Size-based effects of anthropogenic ultrafine particles on activation of human lung macrophages

Marcella, Simone;Secondo, Agnese
Co-primo
;
Tedeschi, Valentina;Ferrara, Anne Lise;Rosaria Galdiero, Maria;Cristinziano, Leonardo;Spadaro, Giuseppe;Loffredo, Stefania
2022

Abstract

The anthropogenic particulate matter (PM), suspended air dust that can be inhaled by humans and deposited in the lungs, is one of the main pollutants in the industrialized cities atmosphere. Recent studies have shown that PM has adverse effects on respiratory diseases. These effects are mainly due to the ultrafine particles (PM0.1, PM < 100 nm), which, thanks to their PM size, are efficiently deposited in nasal, tracheobronchial, and alveolar regions. Pulmonary macrophages are a heterogeneous cell population distributed in different lung compartments, whose role in inflammatory response to injury is of particular relevance. In this study, we investigated the effect of PM0.1 on Human Lung Macrophages (HLMs) activation evaluated as proinflammatory cytokines and chemokine release, Reactive Oxygen Species (ROS) production and intracellular Ca2+concentration ([Ca2+]i). Furthermore, PM0.1, after removal of organic fraction, was fractionated in nanoparticles both smaller (NP20) and bigger (NP100) than 20 nm by a properlydeveloped analytical protocol, allowed isolating their individual contribution. Interestingly, while PM0.1 and NP20 induced stimulatory effects on HLM cytokines release, NP100 had not effect. In particular, PM0.1 induced IL-6, IL-1β, TNF-α, but not CXCL8, release from HLMs. Moreover, PM0.1, NP20 and NP100 did not induce β-glucuronidase release, a preformed mediator contained in HLMs. The long time necessary for cytokines release (18 h) suggested that PM0.1 and NP20 could induce ex-novo production of the tested mediators. Accordingly, after 6 h of incubation, PM0.1 and NP20 induced mRNA expression of IL-6, TNF-α and IL-1β. Moreover, NP20 induced ROS production and [Ca2+]i increase in a time-dependent manner, without producing cytotoxicity. Collectively, the present data highlight the main proinflammatory role of NP20 among PM fractions. This is particularly of concern because this fraction is not currently covered by legal limits as it is not easily measured at the exhausts by the available technical methodologies, suggesting that it is mandatory to search for new monitoring techniques and strategies for limiting NP20 formation.
File in questo prodotto:
File Dimensione Formato  
1-s2.0-S0160412022003221-main.pdf
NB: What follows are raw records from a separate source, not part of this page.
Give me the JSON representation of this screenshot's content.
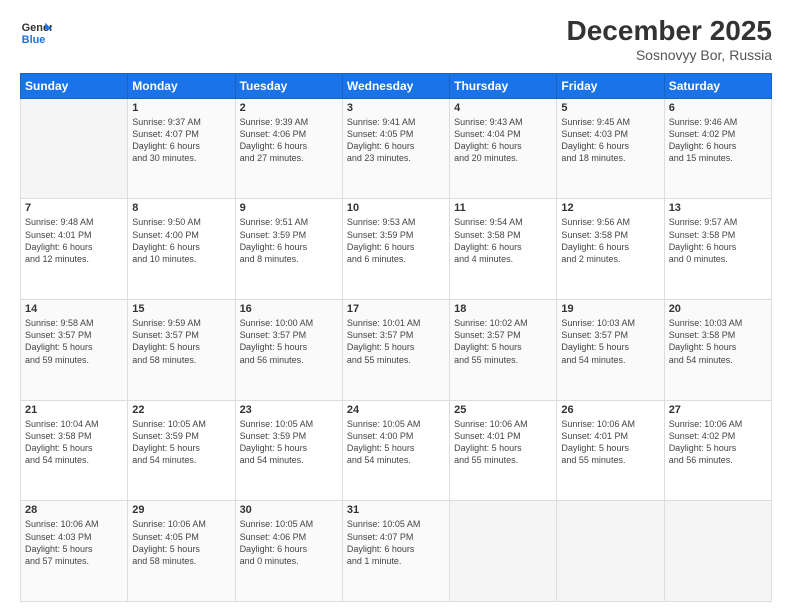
{
  "logo": {
    "line1": "General",
    "line2": "Blue"
  },
  "header": {
    "month": "December 2025",
    "location": "Sosnovyy Bor, Russia"
  },
  "weekdays": [
    "Sunday",
    "Monday",
    "Tuesday",
    "Wednesday",
    "Thursday",
    "Friday",
    "Saturday"
  ],
  "weeks": [
    [
      {
        "day": "",
        "content": ""
      },
      {
        "day": "1",
        "content": "Sunrise: 9:37 AM\nSunset: 4:07 PM\nDaylight: 6 hours\nand 30 minutes."
      },
      {
        "day": "2",
        "content": "Sunrise: 9:39 AM\nSunset: 4:06 PM\nDaylight: 6 hours\nand 27 minutes."
      },
      {
        "day": "3",
        "content": "Sunrise: 9:41 AM\nSunset: 4:05 PM\nDaylight: 6 hours\nand 23 minutes."
      },
      {
        "day": "4",
        "content": "Sunrise: 9:43 AM\nSunset: 4:04 PM\nDaylight: 6 hours\nand 20 minutes."
      },
      {
        "day": "5",
        "content": "Sunrise: 9:45 AM\nSunset: 4:03 PM\nDaylight: 6 hours\nand 18 minutes."
      },
      {
        "day": "6",
        "content": "Sunrise: 9:46 AM\nSunset: 4:02 PM\nDaylight: 6 hours\nand 15 minutes."
      }
    ],
    [
      {
        "day": "7",
        "content": "Sunrise: 9:48 AM\nSunset: 4:01 PM\nDaylight: 6 hours\nand 12 minutes."
      },
      {
        "day": "8",
        "content": "Sunrise: 9:50 AM\nSunset: 4:00 PM\nDaylight: 6 hours\nand 10 minutes."
      },
      {
        "day": "9",
        "content": "Sunrise: 9:51 AM\nSunset: 3:59 PM\nDaylight: 6 hours\nand 8 minutes."
      },
      {
        "day": "10",
        "content": "Sunrise: 9:53 AM\nSunset: 3:59 PM\nDaylight: 6 hours\nand 6 minutes."
      },
      {
        "day": "11",
        "content": "Sunrise: 9:54 AM\nSunset: 3:58 PM\nDaylight: 6 hours\nand 4 minutes."
      },
      {
        "day": "12",
        "content": "Sunrise: 9:56 AM\nSunset: 3:58 PM\nDaylight: 6 hours\nand 2 minutes."
      },
      {
        "day": "13",
        "content": "Sunrise: 9:57 AM\nSunset: 3:58 PM\nDaylight: 6 hours\nand 0 minutes."
      }
    ],
    [
      {
        "day": "14",
        "content": "Sunrise: 9:58 AM\nSunset: 3:57 PM\nDaylight: 5 hours\nand 59 minutes."
      },
      {
        "day": "15",
        "content": "Sunrise: 9:59 AM\nSunset: 3:57 PM\nDaylight: 5 hours\nand 58 minutes."
      },
      {
        "day": "16",
        "content": "Sunrise: 10:00 AM\nSunset: 3:57 PM\nDaylight: 5 hours\nand 56 minutes."
      },
      {
        "day": "17",
        "content": "Sunrise: 10:01 AM\nSunset: 3:57 PM\nDaylight: 5 hours\nand 55 minutes."
      },
      {
        "day": "18",
        "content": "Sunrise: 10:02 AM\nSunset: 3:57 PM\nDaylight: 5 hours\nand 55 minutes."
      },
      {
        "day": "19",
        "content": "Sunrise: 10:03 AM\nSunset: 3:57 PM\nDaylight: 5 hours\nand 54 minutes."
      },
      {
        "day": "20",
        "content": "Sunrise: 10:03 AM\nSunset: 3:58 PM\nDaylight: 5 hours\nand 54 minutes."
      }
    ],
    [
      {
        "day": "21",
        "content": "Sunrise: 10:04 AM\nSunset: 3:58 PM\nDaylight: 5 hours\nand 54 minutes."
      },
      {
        "day": "22",
        "content": "Sunrise: 10:05 AM\nSunset: 3:59 PM\nDaylight: 5 hours\nand 54 minutes."
      },
      {
        "day": "23",
        "content": "Sunrise: 10:05 AM\nSunset: 3:59 PM\nDaylight: 5 hours\nand 54 minutes."
      },
      {
        "day": "24",
        "content": "Sunrise: 10:05 AM\nSunset: 4:00 PM\nDaylight: 5 hours\nand 54 minutes."
      },
      {
        "day": "25",
        "content": "Sunrise: 10:06 AM\nSunset: 4:01 PM\nDaylight: 5 hours\nand 55 minutes."
      },
      {
        "day": "26",
        "content": "Sunrise: 10:06 AM\nSunset: 4:01 PM\nDaylight: 5 hours\nand 55 minutes."
      },
      {
        "day": "27",
        "content": "Sunrise: 10:06 AM\nSunset: 4:02 PM\nDaylight: 5 hours\nand 56 minutes."
      }
    ],
    [
      {
        "day": "28",
        "content": "Sunrise: 10:06 AM\nSunset: 4:03 PM\nDaylight: 5 hours\nand 57 minutes."
      },
      {
        "day": "29",
        "content": "Sunrise: 10:06 AM\nSunset: 4:05 PM\nDaylight: 5 hours\nand 58 minutes."
      },
      {
        "day": "30",
        "content": "Sunrise: 10:05 AM\nSunset: 4:06 PM\nDaylight: 6 hours\nand 0 minutes."
      },
      {
        "day": "31",
        "content": "Sunrise: 10:05 AM\nSunset: 4:07 PM\nDaylight: 6 hours\nand 1 minute."
      },
      {
        "day": "",
        "content": ""
      },
      {
        "day": "",
        "content": ""
      },
      {
        "day": "",
        "content": ""
      }
    ]
  ]
}
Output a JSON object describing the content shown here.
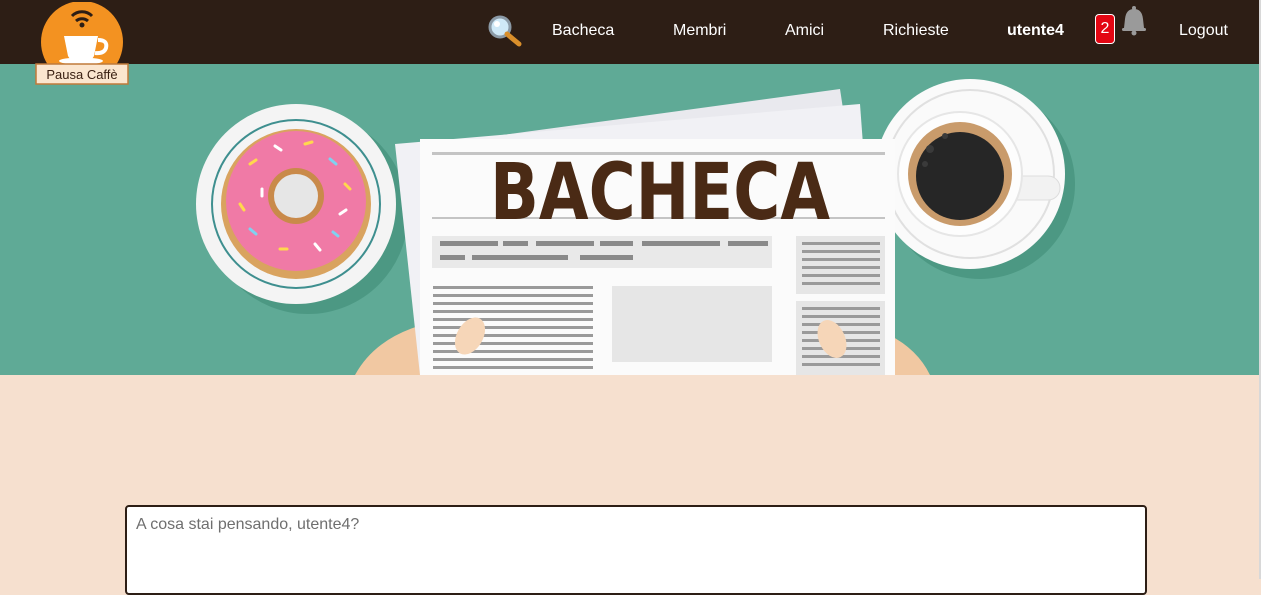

accesso aperto

Tipologia: Versione Editoriale (PDF)
Licenza: Dominio pubblico
Dimensione 1.83 MB
Formato Adobe PDF
1.83 MB Adobe PDF Visualizza/Apri

I documenti in IRIS sono protetti da copyright e tutti i diritti sono riservati, salvo diversa indicazione.

Utilizza questo identificativo per citare o creare un link a questo documento: http://hdl.handle.net/11588/891061
Citazioni
  • ???jsp.display-item.citation.pmc??? ND
  • Scopus 0
  • ???jsp.display-item.citation.isi??? ND
social impact